“.. provide a minimum of $50 million annually in multi-year, unrestricted grants of at least $100,000 for overhead, management, administration, and research and development. The Fund will not offer program-related funding, nor will it limit the number of consecutive years of support it may grant. The Fund seeks to free its recipient agencies from the cycle of fundraising and enable them to focus on figuring out how to do what they do best even better.”

To really understand the philosophy that drives the Presto Fund, it’s important to know a little about Mr. Presto.

Dominic Presto is from a small, southwestern Pennsylvania town. His father was one of the last deep-mine coal miners in the region and was tragically killed in a mining accident when Dominic was just 8 years old. The mining company went bankrupt as a result of the accident, and what little settlement the family got was lost after the mine owners talked Dominic’s mother into investing in a new mine that turned out to be a scam.  For the rest of his childhood and most of his teen years, Dominic (an only child) and his mother lived on friends’ couches on the good days and in the street or shelters the rest of the time.

Given his success later in life, it’s not surprising that Dominic was an extremely bright child. He has often said that very early on as he bounced from shelter to shelter, he was perplexed by seeing the same faces over and over again. Why, he wondered, couldn’t these agencies change the system?

Dominic earned a scholarship to Carnegie Mellon University (then Carnegie Tech) and became an engineer. He spent the next 20 years in research departments where, in his words, he was “the driving force behind more hare-brained failures than Homer Simpson!” Eventually, he came up with a concept for using rice syrup as an annealing agent in the fabrication of steel that was so far-out his usually tolerant bosses refused to let him work on it. So he left, formed his own company… and today he’s giving billions of dollars to philanthropy.

The Presto Fund appears to be a dream come true.
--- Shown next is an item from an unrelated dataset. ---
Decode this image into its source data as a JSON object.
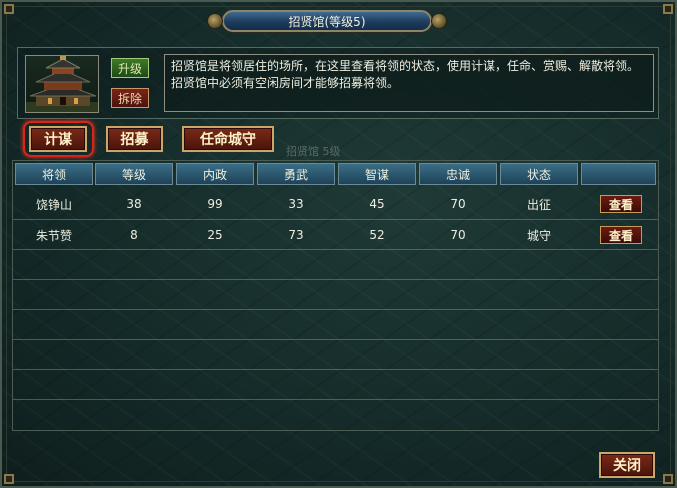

A simple application process, openness to all types of regionally-located nonprofits, and unrestricted, multi-year funding of at least $100,000. So, the question is, are we ready for it? Are we ready to become risk-takers? Are we willing to fail? Do we have the discipline to stay rigorous when the worry over funding is removed?

Mr. Presto did not get where he did by continuing to do things the same old way. And he won’t fund us if we do.

Finally, as you consider transforming your agency through the generosity of this major new funder, keep in mind one last requirement from the Presto Fund’s website:

“The Presto Fund will not support nonprofits that are taken in by blog entries posted on April 1st.”